There is always the opponent time as well. ‘In December 2019, I started to feel restless. I had less than a year, so I applied for multiple jobs. But my cv is very academic. Of course I could be looking for another postdoc, but I was wondering if that would not make me too specialized and too academic. There is a risk of staying a postdoc forever… Even though that is not my ambition, I was very happy to find a new postdoc position in Antwerp. Here, I will be developing more digital skills, using tools like Python to get an overview of how people of the past looked at their own future, by analyzing early modern letters.’
This new position will follow directly after she finished her postdoc in Leiden. ‘No gaps yet again! I am taking the risk that I might become hyperspecialized, digging myself deeper in the academic hole,’ Elisabeth says, laughing. ‘When I started my Ph.D., I had never heard of postdocs. Now I will be doing two in a row. My excitement exceeds the uncertainty. My new position is for four years, so that will give some more time and space.’
‘An opportunity to do the research that you like’

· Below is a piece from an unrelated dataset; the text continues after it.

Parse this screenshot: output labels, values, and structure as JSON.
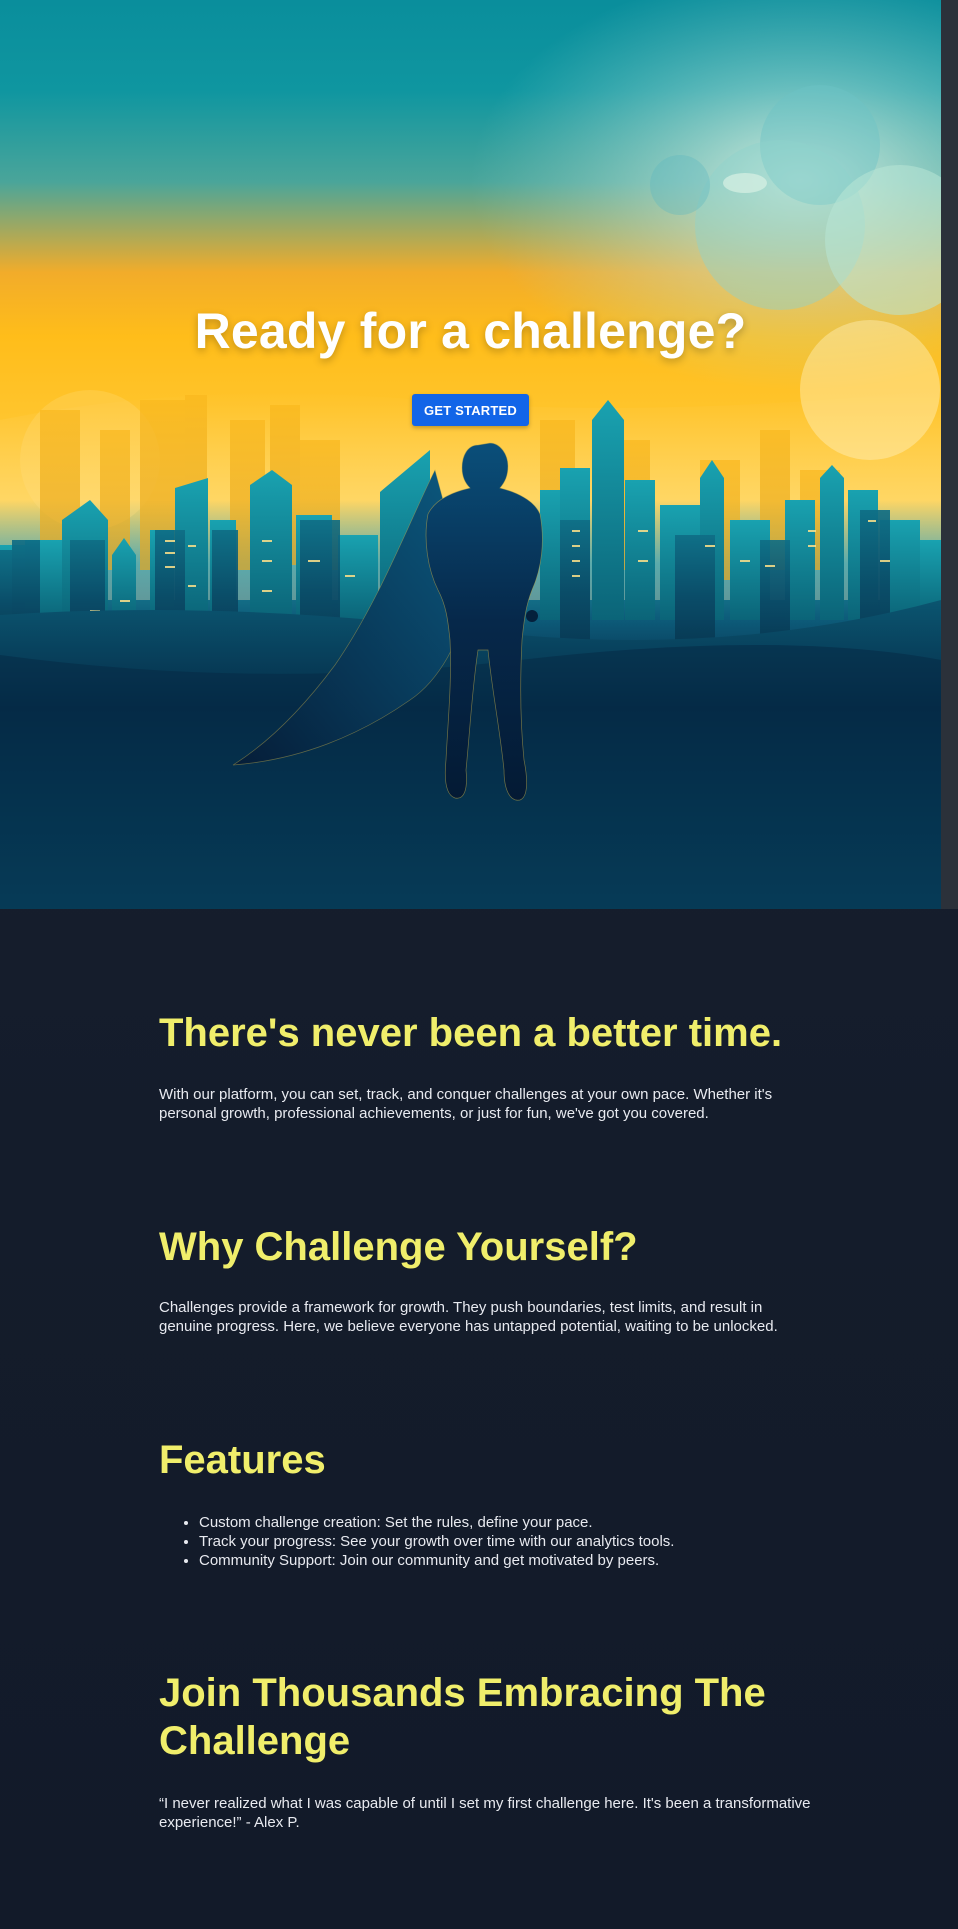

Even though postdocs can be in a vulnerable position, that should not hold them back, Elisabeth stresses. ‘I am aware that a postdoc places you in an uncertain position. That can be tough. But it is important to keep a good work life balance, as overworking will not guarantee you a permanent position. Even though it can be stressful, a postdoc also is a nice opportunity to do the research that you like. Enjoy it as it comes, develop new skills, meet new people.’
In November 2020, she will be leaving Leiden, after a period of seven years. ‘In Leiden, I became an adult. That will probably make saying goodbye a little emotional. I will miss various things here: the big and dynamic history institute (but I will definitely stay in touch with my colleagues), my friends here, the cycling. I will even miss the directness that I disliked in the beginning, but which I grew fond of.’
Antwerp, be aware…